Falling asleep in each other’s arms is meant to be the ultimate romantic haven. But let’s be honest, it very rarely is.
In the real world, falling asleep requires a good solid empty space between you and your loved one.
“It is not actually natural to sleep together,” says sleep expert Dr Neil Stanley.
“Humans are the only animals that do it for intimacy, other animals may do it for warmth or protection, and historically it has only ever been the poor who have done so because of lack of space.”
Which is probably why a recent survey by bed manufacturer Sealy revealed that 36% of cohabiting couples in the UK now regularly sleep in separate beds, with 10% doing so all the time.
But although this might seem both tempting and practical, there’s also a wealth of research pointing to many health benefits of sharing a bed.

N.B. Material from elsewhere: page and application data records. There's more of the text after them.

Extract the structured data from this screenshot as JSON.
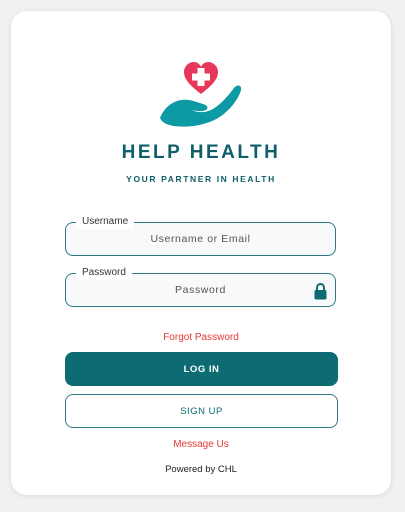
{
  "brand": {
    "logo_icon": "hand-heart-icon",
    "title": "HELP HEALTH",
    "tagline": "YOUR PARTNER IN HEALTH"
  },
  "login_form": {
    "username": {
      "label": "Username",
      "placeholder": "Username or Email",
      "value": ""
    },
    "password": {
      "label": "Password",
      "placeholder": "Password",
      "value": "",
      "icon": "lock-icon"
    },
    "forgot_password_link": "Forgot Password",
    "login_button": "LOG IN",
    "signup_button": "SIGN UP",
    "message_link": "Message Us"
  },
  "footer": {
    "powered_by": "Powered by CHL"
  },
  "colors": {
    "primary": "#0d6b73",
    "heart": "#e8385a",
    "link": "#e53935"
  }
}
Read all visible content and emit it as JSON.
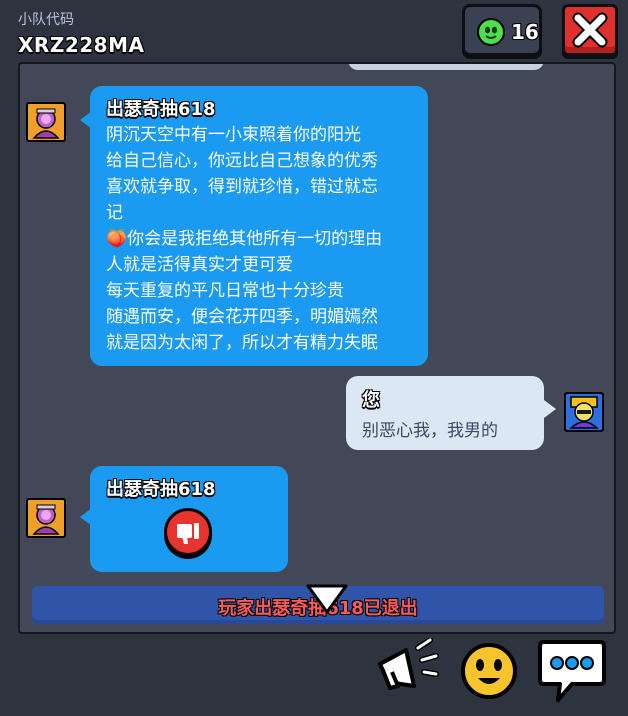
{
  "header": {
    "team_label": "小队代码",
    "team_code": "XRZ228MA",
    "online_count": "16"
  },
  "messages": [
    {
      "sender": "出瑟奇抽618",
      "lines": [
        "阴沉天空中有一小束照着你的阳光",
        "给自己信心，你远比自己想象的优秀",
        "喜欢就争取，得到就珍惜，错过就忘",
        "记",
        "🍑你会是我拒绝其他所有一切的理由",
        "人就是活得真实才更可爱",
        "每天重复的平凡日常也十分珍贵",
        "随遇而安，便会花开四季，明媚嫣然",
        "就是因为太闲了，所以才有精力失眠"
      ]
    },
    {
      "sender": "您",
      "text": "别恶心我，我男的"
    },
    {
      "sender": "出瑟奇抽618",
      "reaction": "thumbs-down"
    }
  ],
  "system": {
    "text": "玩家出瑟奇抽618已退出"
  },
  "icons": {
    "close": "close-icon",
    "counter": "smiley-icon",
    "megaphone": "megaphone-icon",
    "emote": "emote-icon",
    "chat": "chat-icon"
  },
  "colors": {
    "bubble_in": "#1a9af0",
    "bubble_out": "#dce7f4",
    "close": "#e0302d",
    "system_bar": "#2f54a8",
    "system_text": "#ff5a5a"
  }
}
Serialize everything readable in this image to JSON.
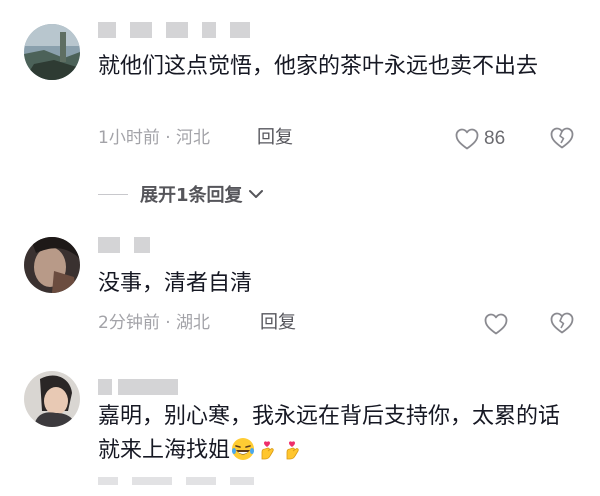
{
  "comments": [
    {
      "username": "",
      "text": "就他们这点觉悟，他家的茶叶永远也卖不出去",
      "time_location": "1小时前 · 河北",
      "reply_label": "回复",
      "likes": "86"
    },
    {
      "username": "",
      "text": "没事，清者自清",
      "time_location": "2分钟前 · 湖北",
      "reply_label": "回复",
      "likes": ""
    },
    {
      "username": "",
      "text": "嘉明，别心寒，我永远在背后支持你，太累的话就来上海找姐",
      "time_location": "",
      "reply_label": "",
      "likes": ""
    }
  ],
  "expand_replies": {
    "label": "展开1条回复"
  },
  "icons": {
    "like": "heart-outline-icon",
    "dislike": "broken-heart-icon",
    "expand": "chevron-down-icon",
    "emojis": [
      "laughing-tears-emoji",
      "finger-heart-emoji",
      "finger-heart-emoji"
    ]
  },
  "colors": {
    "text_primary": "#161823",
    "text_secondary": "#a3a3a8",
    "icon_gray": "#8a8a90"
  }
}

Some years ago, researchers from the US revealed that sleeping next to someone helps lower the stress hormone cortisol, while other studies suggested women in long-term stable relationships fell asleep more quickly and woke up less frequently than single women.
“Married couples who sleep together may live longer,” agrees Dr Stanley, “but disturbed sleep has been shown to increase marital tension and arguments, so you might live longer but not necessarily happier.”
The answer, it seems, is to heed these expert tips on making your bed and lying in it without ending up in the divorce court.
SEVEN TIPS FOR BETTER BED-SHARING
“Talk to each other,” says Dr Stanley. “Most of the time when our partner disturbs us we accuse them of ruining our sleep and our day.
Talk to your partner about their expectations of sleep, what time they want to go to bed, which side of the bed they prefer and what annoys them about your sleep or your bedtime routine. Do this in a kind and loving manner and try and reach a workable compromise.”
Buy a bigger bed
An obvious solution perhaps, but one that’s easy to overlook when you start thinking about finances or the sheer hassle of replacing a bed.
“The minimum that two adults should sleep in is a six-foot bed as anything smaller gives them less space to sleep in than their child,” says Stanley.
Buy a fancy bed
Spending more on a high-tech bed can reap great rewards, with Stanley recommending the type of bed which combines two mattresses side-by-side.
“Get a ‘zip and link’ bed where each side can have a different comfort level suitable to the sleeper,” he says.
Dr Guy Meadows, sleep expert at The Sleep School, working with Bensons for Beds, says that the more you spend, the more comfortable your night will be.
“A total of 2,000 small springs help to spread weight evenly across the mattress and stop couples from ending squashed together in the middle of the bed. Movement is a huge bedroom disturbance, so investing in a great mattress is key.
Also putting two single mattresses together is a great solution,” he says. “And if they are a duvet hogger, have two duvets.”
“Snoring is not a trivial matter” says Stanley, and certainly, 48% of people in the Sealy survey cited it as the reason for their sleeping apart.
“For many snoring can be reduced by losing a bit of weight and avoiding alcohol, but other remedies that may work are available and so should be explored. And remember it is not always the man’s fault - women also snore!”
Remember snoring can also be a sign of more serious health problems, like sleep apnoea, and if you’re worried, see your GP.
“If the person snores because they have an airway obstruction, they could see an ear, nose and throat specialist,” adds Dr Meadow.
See a doctor
There could be a serious illness behind a bad night’s sleep, says Meadow.
“Make sure you deal with any sleep problems or medical illnesses, like nocturia (a frequent need to urinate at night) or restless legs syndrome, that may disturb your sleep and well as that of your bed partner,” he advises.
It can be hard to perfectly synchronise sleep cycles with your partner, Meadows adds.
“Make sure you wind down and relax before bed, doing what you want when you want.
"Go to bed when you are sleepy and tell your partner not to disturb you when they come to bed: They could get prepared for bed before coming into the bedroom and use a torch as they enter.”
Don’t predict trouble
Often, says Dr Meadows, the anticipation of a bad night’s sleep can lead to just that.
“The person who experiences sleep loss has stories in their head of ‘they’re going to start snoring soon and I’m not asleep yet’,” he says.
“There can be a lot of noise in the person’s head – it’s the worry that actually keeps them awake.
Being able to mindfully notice these thoughts but not get caught up in them is really important because it allows the person to distance themselves from that worry.”
Do you have any tips for harmonious bed-sahring? We'd love to hear them - post them in the Comments below.